Above: Vatican Secretary of State Eugenio Pacelli (seated, center) at the signing of the Reichs­kon­kordat (treaty with Ger­man Reich) on July 20, 1933, in Rome. Seated to Pacelli’s right is Hitler’s vice-chan­cel­lor, Franz von Papen. Between 1933 and 1939 Pa­celli issued dozens of pro­test vio­lations of the Reichs­kon­kordat, which he had hoped would pro­tect the rights of Catho­lics under the new Ger­man govern­ment of Adolf Hitler. Pacelli’s actions as sec­re­tary of state and later as Pius XII have gen­erated con­tro­versy, par­tic­u­larly on the sub­ject of the Holo­caust. An entire library of books has been built either defending his papacy or taking him to task. His detractors have accused him of every­thing from anti-Semi­tism to col­luding with the Nazis (“Hitler’s pope”). Others claim the Catho­lic Church did more than any other reli­gious body to save Jewish lives, occa­sion­ally through the pope’s per­sonal inter­ven­tion; e.g., when Pius XII in­structed papal diplo­mats to aid per­se­cuted Jews in occu­pied nations, contri­buted money to aid des­per­ate Jews, opened Catho­lic facil­ities in the Vati­can and in other parts of Rome and Italy to shelter thou­sands of Jews from the Nazis, and gave direct face-to-face orders to protect Jews from the Nazis.
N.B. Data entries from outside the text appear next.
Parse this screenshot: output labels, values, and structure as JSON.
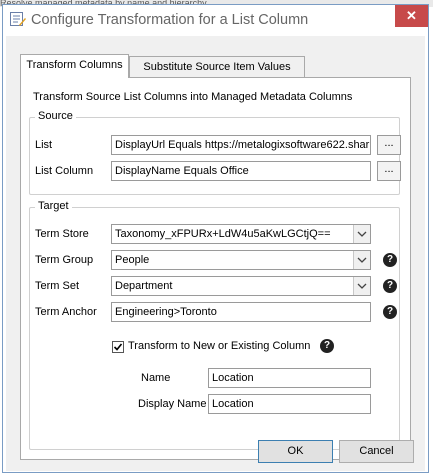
{
  "background_text": "Resolve managed metadata by name and hierarchy",
  "window": {
    "title": "Configure Transformation for a List Column",
    "close_glyph": "✕"
  },
  "tabs": [
    {
      "label": "Transform Columns",
      "active": true
    },
    {
      "label": "Substitute Source Item Values",
      "active": false
    }
  ],
  "description": "Transform Source List Columns into Managed Metadata Columns",
  "source": {
    "legend": "Source",
    "list_label": "List",
    "list_value": "DisplayUrl Equals https://metalogixsoftware622.shar",
    "list_column_label": "List Column",
    "list_column_value": "DisplayName Equals Office",
    "browse_label": "..."
  },
  "target": {
    "legend": "Target",
    "term_store_label": "Term Store",
    "term_store_value": "Taxonomy_xFPURx+LdW4u5aKwLGCtjQ==",
    "term_group_label": "Term Group",
    "term_group_value": "People",
    "term_set_label": "Term Set",
    "term_set_value": "Department",
    "term_anchor_label": "Term Anchor",
    "term_anchor_value": "Engineering>Toronto",
    "transform_checkbox_label": "Transform to New or Existing Column",
    "transform_checked": true,
    "name_label": "Name",
    "name_value": "Location",
    "display_name_label": "Display Name",
    "display_name_value": "Location"
  },
  "help_glyph": "?",
  "buttons": {
    "ok": "OK",
    "cancel": "Cancel"
  },
  "colors": {
    "close_button": "#c74a4a",
    "window_border": "#7a9cc4",
    "dialog_background": "#f0f0f0"
  }
}
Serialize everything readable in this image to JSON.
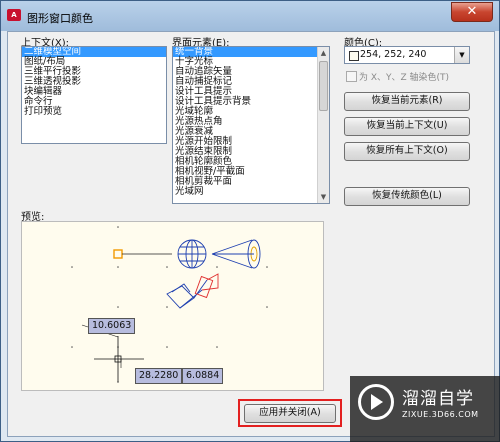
{
  "window": {
    "title": "图形窗口颜色",
    "app_icon_text": "A",
    "close_symbol": "✕"
  },
  "context": {
    "label": "上下文(X):",
    "items": [
      "二维模型空间",
      "图纸/布局",
      "三维平行投影",
      "三维透视投影",
      "块编辑器",
      "命令行",
      "打印预览"
    ],
    "selected_index": 0
  },
  "interface": {
    "label": "界面元素(E):",
    "items": [
      "统一背景",
      "十字光标",
      "自动追踪矢量",
      "自动捕捉标记",
      "设计工具提示",
      "设计工具提示背景",
      "光域轮廓",
      "光源热点角",
      "光源衰减",
      "光源开始限制",
      "光源结束限制",
      "相机轮廓颜色",
      "相机视野/平截面",
      "相机剪裁平面",
      "光域网"
    ],
    "selected_index": 0
  },
  "color": {
    "label": "颜色(C):",
    "value": "254, 252, 240",
    "swatch": "#fefcf0",
    "tint_checkbox_label": "为 X、Y、Z 轴染色(T)"
  },
  "buttons": {
    "restore_element": "恢复当前元素(R)",
    "restore_context": "恢复当前上下文(U)",
    "restore_all": "恢复所有上下文(O)",
    "restore_classic": "恢复传统颜色(L)",
    "apply_close": "应用并关闭(A)"
  },
  "preview": {
    "label": "预览:",
    "coord_1": "10.6063",
    "coord_2": "28.2280",
    "coord_3": "6.0884"
  },
  "watermark": {
    "cn": "溜溜自学",
    "en": "ZIXUE.3D66.COM"
  },
  "colors": {
    "accent": "#3399ff",
    "highlight": "#e32020",
    "preview_bg": "#fffcee"
  }
}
Pacelli, Germany 1922Pacelli's coronation, March 12, 1939

Left: Pacelli, Apostolic Nuncio (ambassador) to Bavaria (1917–1925), is seen paying a visit to a group of bishops in 1922. Pacelli was simultaneously Apostolic Nuncio to Germany (1920–1930).

Right: Pope Pius XII on his day of coronation, March 12, 1939. Pacelli (1876–1958) took the same papal name as his predecessor, a title used exclusively by Italian popes. When Pacelli was elected pope, the Nazi regime registered strong pro­tests and called Pius XII the “Jewish Pope” because of his ear­lier con­dem­nation of German race laws.

Coronation of Pope Pius XII (in Italian), March 12, 1939